The Melbourne Cricket Ground is regarded as Australia’s premier sporting venue. For over one hundred years, it has played host to many of the country’s biggest cricket and Australian Rules Football matches, and many other significant sporting contests besides. It was, in fact, even the centrepiece of the Olympic Games of 1956. The ‘G (as it is affectionately known by the people of Melbourne) is located a short distance to the east of the city’s CBD and is easily accessible by both public transport and by foot; it is common, for example, for business people to walk to the arena after work to watch the second session of day-night cricket internationals.
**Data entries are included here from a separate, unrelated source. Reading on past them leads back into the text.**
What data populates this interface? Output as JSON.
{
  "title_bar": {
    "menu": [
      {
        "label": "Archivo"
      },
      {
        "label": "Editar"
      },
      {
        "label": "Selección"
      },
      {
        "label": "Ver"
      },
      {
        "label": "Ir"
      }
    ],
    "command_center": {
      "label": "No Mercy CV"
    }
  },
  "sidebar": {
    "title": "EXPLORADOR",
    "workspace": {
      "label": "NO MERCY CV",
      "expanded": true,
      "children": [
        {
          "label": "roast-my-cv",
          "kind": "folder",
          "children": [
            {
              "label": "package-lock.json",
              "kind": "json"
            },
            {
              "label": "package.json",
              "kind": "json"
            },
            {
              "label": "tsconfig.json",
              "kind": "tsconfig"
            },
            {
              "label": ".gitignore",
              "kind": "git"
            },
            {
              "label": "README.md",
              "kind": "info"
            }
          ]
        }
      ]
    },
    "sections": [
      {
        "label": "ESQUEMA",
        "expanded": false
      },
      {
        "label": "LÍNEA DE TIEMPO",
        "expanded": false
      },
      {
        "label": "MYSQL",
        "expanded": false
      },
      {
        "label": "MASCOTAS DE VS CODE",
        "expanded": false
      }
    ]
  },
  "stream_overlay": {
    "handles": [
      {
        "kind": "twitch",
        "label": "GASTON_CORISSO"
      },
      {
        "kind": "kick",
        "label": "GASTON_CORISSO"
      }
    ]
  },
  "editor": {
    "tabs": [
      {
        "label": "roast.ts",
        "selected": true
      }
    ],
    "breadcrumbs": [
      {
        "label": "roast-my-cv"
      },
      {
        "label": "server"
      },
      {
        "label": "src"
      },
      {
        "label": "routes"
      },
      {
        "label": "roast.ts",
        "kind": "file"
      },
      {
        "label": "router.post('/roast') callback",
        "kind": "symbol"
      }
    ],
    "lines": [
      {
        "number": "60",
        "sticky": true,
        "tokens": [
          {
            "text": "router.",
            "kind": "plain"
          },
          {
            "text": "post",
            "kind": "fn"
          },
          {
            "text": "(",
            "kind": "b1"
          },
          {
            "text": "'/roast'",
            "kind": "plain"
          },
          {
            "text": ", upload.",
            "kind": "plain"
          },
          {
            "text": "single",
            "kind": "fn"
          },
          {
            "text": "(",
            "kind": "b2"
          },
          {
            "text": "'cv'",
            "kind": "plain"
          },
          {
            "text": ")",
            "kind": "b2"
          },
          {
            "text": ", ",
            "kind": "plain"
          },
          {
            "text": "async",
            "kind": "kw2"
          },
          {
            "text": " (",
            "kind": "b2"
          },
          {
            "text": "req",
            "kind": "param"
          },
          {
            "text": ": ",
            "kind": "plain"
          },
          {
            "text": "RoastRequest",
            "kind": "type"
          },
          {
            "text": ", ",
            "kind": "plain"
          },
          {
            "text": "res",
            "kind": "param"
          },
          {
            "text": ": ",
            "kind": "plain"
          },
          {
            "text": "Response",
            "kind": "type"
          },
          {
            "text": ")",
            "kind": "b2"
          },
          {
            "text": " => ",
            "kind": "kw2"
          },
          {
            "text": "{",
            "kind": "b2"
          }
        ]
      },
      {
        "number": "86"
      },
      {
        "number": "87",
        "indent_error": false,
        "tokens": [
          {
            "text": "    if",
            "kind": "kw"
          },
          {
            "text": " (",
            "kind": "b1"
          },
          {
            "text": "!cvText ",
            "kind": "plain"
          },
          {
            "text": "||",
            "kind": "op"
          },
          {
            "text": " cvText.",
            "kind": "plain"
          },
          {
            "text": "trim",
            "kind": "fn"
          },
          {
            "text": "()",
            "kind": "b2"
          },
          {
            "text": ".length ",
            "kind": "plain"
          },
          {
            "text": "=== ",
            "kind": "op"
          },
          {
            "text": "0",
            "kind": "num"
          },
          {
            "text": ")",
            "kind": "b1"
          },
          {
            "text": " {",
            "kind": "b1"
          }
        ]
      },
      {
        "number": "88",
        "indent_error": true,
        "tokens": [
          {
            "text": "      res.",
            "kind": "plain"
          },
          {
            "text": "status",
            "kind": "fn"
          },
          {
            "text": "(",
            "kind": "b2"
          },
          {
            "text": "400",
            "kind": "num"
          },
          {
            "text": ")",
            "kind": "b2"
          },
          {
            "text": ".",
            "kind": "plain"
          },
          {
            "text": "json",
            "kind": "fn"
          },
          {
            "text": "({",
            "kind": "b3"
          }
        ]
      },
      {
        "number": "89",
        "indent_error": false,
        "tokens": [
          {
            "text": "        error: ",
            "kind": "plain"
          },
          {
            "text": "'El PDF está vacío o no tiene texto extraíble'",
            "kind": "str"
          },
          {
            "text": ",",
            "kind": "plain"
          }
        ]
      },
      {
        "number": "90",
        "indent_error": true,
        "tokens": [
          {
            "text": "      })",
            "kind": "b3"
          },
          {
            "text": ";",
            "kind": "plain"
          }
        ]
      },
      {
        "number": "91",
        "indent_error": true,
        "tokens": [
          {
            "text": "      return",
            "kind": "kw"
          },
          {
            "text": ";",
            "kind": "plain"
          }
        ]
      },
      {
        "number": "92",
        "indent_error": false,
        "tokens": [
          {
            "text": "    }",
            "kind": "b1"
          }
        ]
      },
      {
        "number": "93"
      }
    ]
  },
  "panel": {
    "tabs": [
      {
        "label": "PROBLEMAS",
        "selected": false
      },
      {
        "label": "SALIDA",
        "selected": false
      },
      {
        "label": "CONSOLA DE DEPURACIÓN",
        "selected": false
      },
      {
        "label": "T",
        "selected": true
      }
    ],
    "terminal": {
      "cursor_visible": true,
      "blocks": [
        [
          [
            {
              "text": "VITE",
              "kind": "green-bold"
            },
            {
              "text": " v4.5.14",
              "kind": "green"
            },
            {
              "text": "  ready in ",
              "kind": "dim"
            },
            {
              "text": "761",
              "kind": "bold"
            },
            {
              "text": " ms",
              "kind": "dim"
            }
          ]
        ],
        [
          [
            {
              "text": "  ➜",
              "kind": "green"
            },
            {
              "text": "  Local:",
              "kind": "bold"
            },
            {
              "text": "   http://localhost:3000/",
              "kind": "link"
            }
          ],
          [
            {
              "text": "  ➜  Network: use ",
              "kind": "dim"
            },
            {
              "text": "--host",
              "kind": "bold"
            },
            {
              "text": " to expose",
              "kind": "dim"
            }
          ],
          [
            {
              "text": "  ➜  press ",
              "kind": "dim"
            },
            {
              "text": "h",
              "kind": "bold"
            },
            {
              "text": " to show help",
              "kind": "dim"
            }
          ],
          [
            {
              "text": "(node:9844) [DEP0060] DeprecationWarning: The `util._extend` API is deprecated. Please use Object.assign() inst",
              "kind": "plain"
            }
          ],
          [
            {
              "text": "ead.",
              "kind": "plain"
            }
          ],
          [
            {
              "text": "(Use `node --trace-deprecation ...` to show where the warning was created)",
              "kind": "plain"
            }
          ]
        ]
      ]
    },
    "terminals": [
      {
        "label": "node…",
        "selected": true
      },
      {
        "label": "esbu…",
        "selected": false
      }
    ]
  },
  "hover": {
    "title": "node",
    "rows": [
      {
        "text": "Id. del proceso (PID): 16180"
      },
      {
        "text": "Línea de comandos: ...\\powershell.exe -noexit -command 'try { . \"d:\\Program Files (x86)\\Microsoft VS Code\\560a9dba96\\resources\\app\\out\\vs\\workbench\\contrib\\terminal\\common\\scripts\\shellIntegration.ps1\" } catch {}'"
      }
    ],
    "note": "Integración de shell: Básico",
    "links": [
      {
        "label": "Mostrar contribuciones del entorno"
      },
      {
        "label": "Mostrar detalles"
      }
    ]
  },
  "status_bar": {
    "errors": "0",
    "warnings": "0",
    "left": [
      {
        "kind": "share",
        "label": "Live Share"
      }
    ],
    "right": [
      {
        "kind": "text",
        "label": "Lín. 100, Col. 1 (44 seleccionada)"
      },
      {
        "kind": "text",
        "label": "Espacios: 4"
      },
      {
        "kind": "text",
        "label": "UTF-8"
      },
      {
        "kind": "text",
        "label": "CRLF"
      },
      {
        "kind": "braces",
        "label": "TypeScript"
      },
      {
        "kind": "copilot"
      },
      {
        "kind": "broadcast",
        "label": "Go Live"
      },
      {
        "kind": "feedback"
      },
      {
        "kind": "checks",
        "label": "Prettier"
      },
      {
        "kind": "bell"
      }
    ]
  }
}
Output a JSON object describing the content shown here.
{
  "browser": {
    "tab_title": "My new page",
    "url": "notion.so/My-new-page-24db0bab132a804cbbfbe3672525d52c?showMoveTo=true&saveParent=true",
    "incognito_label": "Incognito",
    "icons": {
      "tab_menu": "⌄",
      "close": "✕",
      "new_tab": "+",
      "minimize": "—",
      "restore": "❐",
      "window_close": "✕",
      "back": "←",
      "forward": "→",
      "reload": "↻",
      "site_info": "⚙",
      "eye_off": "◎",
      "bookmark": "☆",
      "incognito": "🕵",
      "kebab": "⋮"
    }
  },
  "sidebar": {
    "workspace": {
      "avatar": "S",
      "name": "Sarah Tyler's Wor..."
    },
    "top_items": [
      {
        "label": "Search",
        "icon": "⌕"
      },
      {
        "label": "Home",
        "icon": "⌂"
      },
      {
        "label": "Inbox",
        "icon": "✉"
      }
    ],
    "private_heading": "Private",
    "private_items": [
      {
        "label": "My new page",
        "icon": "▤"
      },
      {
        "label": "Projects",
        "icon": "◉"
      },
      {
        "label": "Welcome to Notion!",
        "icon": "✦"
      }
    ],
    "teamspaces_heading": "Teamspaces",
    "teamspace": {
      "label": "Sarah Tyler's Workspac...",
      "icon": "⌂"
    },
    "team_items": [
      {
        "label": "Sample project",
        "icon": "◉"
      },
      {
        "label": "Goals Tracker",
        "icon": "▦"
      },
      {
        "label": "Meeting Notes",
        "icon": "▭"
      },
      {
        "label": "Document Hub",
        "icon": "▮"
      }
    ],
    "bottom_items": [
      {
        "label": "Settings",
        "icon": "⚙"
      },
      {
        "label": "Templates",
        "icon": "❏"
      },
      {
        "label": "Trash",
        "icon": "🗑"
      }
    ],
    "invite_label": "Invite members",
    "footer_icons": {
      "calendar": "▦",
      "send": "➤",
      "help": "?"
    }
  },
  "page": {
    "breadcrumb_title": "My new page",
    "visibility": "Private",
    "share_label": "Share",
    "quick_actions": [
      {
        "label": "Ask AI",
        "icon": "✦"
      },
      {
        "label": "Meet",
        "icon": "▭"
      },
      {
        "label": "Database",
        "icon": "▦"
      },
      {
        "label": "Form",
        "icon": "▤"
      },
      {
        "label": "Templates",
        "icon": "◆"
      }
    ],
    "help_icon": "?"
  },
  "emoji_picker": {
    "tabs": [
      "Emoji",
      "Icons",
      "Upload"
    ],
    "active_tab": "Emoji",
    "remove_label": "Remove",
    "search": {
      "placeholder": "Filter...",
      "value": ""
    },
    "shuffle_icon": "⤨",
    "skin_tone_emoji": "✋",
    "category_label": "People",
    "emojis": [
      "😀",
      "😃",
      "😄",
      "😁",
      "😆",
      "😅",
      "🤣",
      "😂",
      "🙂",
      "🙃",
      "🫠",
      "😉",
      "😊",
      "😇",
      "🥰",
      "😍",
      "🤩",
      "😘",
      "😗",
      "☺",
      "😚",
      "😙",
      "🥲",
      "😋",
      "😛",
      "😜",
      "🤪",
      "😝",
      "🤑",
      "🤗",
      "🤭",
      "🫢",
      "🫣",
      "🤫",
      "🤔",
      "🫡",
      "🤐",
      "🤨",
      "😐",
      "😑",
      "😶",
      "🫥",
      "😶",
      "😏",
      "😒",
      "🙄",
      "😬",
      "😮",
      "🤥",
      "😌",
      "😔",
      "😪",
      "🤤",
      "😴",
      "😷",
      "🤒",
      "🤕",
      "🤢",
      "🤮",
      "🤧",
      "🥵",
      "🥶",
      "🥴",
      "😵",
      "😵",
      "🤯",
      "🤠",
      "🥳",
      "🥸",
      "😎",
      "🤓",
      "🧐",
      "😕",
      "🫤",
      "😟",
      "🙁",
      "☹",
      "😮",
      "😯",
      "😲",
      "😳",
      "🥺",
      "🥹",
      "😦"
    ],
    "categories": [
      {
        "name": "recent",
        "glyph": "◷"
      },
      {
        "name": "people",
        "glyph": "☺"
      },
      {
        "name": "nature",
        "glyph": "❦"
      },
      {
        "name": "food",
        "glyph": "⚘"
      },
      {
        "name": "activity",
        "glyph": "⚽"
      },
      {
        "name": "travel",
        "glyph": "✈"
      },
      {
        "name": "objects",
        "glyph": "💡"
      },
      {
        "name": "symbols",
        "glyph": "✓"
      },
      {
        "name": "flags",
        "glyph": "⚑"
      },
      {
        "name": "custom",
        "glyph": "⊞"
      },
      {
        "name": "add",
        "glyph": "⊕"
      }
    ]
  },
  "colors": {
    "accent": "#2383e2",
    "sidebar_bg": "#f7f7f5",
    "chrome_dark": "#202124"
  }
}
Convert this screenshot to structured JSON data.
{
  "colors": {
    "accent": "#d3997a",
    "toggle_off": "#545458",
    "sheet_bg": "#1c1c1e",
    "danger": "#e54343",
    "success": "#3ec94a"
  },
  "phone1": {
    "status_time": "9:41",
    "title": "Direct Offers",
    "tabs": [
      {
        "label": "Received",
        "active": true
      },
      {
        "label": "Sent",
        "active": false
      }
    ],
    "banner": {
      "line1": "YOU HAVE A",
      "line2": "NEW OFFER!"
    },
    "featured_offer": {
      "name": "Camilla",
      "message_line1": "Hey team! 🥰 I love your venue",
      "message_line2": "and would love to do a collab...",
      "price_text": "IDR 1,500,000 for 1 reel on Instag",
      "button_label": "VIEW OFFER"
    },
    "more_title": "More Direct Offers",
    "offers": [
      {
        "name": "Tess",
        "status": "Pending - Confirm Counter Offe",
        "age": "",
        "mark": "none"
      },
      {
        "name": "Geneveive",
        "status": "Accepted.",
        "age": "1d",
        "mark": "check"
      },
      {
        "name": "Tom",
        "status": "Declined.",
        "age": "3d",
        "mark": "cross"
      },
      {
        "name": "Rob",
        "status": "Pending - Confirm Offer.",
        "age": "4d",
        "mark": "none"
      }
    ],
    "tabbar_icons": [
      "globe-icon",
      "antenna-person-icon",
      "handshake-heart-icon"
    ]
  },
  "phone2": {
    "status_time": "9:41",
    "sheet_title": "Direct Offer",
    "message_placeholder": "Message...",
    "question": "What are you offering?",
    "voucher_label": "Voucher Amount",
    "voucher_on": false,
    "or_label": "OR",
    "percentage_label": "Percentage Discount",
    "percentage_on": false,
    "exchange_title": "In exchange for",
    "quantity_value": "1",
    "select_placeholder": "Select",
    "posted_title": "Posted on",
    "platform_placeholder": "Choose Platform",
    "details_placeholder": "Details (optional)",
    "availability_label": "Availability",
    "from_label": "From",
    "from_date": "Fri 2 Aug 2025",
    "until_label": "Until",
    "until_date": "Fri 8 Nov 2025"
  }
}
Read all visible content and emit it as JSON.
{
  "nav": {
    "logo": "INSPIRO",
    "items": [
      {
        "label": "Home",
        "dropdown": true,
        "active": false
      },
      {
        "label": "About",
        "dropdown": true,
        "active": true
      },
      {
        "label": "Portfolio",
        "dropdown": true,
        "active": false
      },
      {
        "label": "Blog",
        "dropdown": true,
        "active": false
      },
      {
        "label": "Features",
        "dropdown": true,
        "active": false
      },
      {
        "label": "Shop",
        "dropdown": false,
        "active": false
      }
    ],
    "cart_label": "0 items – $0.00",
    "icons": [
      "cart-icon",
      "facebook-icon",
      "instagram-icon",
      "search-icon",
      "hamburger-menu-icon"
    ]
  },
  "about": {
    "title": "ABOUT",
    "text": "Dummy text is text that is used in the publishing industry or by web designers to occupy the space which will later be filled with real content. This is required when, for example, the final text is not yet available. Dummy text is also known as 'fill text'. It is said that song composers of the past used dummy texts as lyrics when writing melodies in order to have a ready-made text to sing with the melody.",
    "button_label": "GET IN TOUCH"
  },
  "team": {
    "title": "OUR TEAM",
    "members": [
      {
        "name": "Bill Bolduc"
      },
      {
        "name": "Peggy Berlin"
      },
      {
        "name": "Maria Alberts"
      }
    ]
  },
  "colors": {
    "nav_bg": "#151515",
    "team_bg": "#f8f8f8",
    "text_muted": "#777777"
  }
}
Prior to a series of developments in the 1980s and 1990s, it possessed a capacity of around 125,000; since that time, the extension of individual seating to virtually all of its reaches has reduced that figure to somewhere closer to 97,000. In short, it is an imposing stadium: the three-tiered Great Southern Stand (completed in 1992) bounds the perimeter of one half of the ground and holds close to 50,000 people; there are also vast banks of seating in the Ponsford Stand, Olympic Stand and Members’ Reserve. It is also replete with a Gallery of Sport, two giant electronic scoreboards, and a vast array of corporate and media facilities.
Notwithstanding the fact that various curators drew fire from players and spectators alike for producing a succession of wearing, low bouncing surfaces through the 1980s and early 1990s, pitches at the MCG have, for most of its history, generally facilitated well balanced contests between bat and ball. No better has this been exemplified than in famous matches in its recent past such as the 1982-83 Test between Australia and England; the thrilling Australia-New Zealand decider in 1987-88; and the 1992 World Cup Final between Pakistan and England.